Determine how many lines in the records hold "JSON", then give that number by itself.

(Stored records)
──────
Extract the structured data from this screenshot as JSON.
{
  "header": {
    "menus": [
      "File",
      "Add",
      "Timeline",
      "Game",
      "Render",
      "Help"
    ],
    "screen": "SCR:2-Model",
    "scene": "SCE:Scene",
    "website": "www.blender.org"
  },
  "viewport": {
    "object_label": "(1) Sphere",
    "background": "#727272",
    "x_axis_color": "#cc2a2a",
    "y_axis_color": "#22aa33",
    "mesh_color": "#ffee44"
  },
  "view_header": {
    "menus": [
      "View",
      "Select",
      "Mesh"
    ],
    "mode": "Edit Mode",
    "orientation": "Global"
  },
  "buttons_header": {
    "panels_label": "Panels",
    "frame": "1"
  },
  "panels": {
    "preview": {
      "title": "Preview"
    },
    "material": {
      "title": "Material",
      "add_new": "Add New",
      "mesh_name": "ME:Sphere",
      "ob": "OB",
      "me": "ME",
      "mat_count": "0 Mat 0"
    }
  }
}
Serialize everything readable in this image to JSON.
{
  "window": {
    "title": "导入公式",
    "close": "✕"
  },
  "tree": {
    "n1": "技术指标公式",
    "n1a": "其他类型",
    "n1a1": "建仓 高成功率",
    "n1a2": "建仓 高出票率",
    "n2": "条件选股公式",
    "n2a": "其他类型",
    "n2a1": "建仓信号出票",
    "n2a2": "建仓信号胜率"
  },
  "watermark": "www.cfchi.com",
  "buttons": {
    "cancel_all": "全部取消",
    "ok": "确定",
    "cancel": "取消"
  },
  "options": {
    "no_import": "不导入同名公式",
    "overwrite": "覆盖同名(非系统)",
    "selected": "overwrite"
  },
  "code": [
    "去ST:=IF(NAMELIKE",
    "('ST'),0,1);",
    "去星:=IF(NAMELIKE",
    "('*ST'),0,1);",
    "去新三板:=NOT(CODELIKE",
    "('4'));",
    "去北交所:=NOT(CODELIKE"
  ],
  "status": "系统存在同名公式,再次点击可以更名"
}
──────
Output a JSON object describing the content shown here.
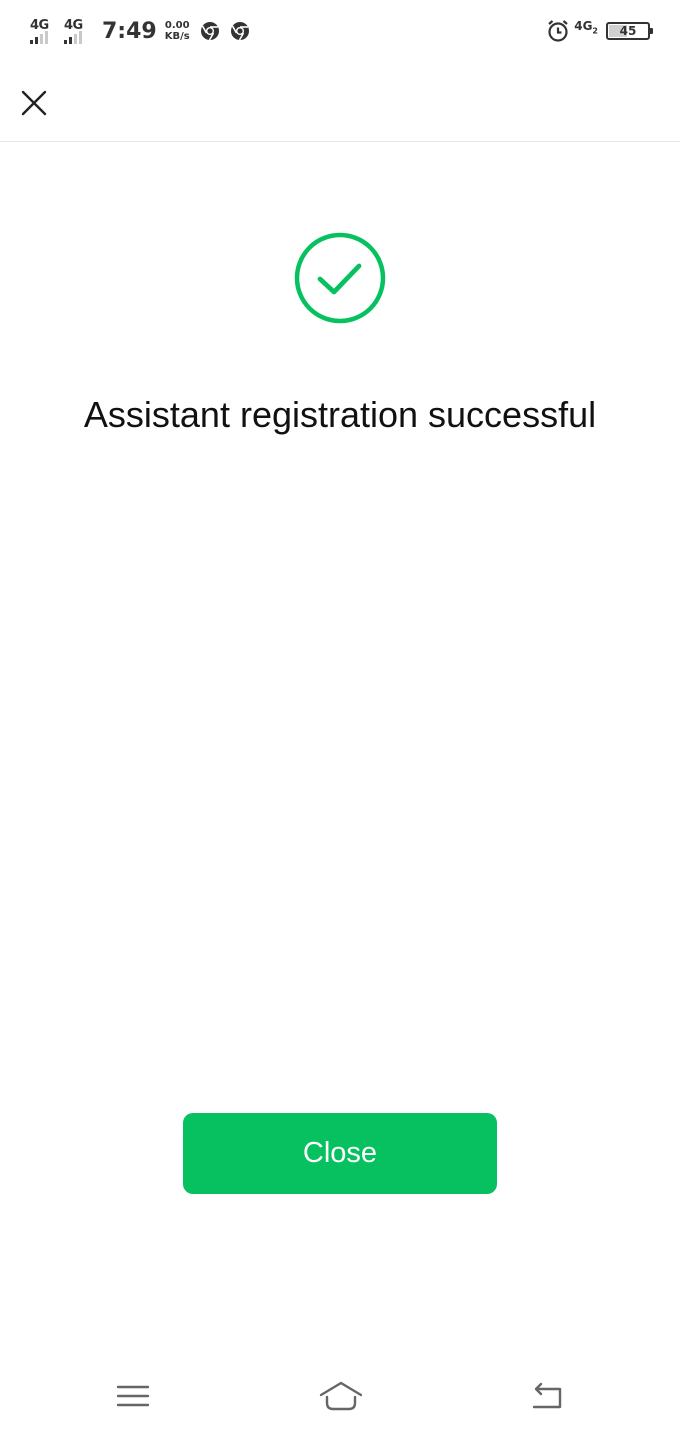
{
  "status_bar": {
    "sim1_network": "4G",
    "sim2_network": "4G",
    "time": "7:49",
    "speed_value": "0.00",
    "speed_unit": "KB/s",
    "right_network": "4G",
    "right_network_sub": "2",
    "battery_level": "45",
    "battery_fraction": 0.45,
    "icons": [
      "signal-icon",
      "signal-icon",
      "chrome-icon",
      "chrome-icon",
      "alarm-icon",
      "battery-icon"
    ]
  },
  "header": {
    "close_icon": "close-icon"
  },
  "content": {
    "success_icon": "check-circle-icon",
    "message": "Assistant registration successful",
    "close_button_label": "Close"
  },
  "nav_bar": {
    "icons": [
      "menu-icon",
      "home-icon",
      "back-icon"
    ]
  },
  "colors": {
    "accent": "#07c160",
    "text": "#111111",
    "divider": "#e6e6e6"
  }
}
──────
(RESULT OF THIS EXERCISE):
3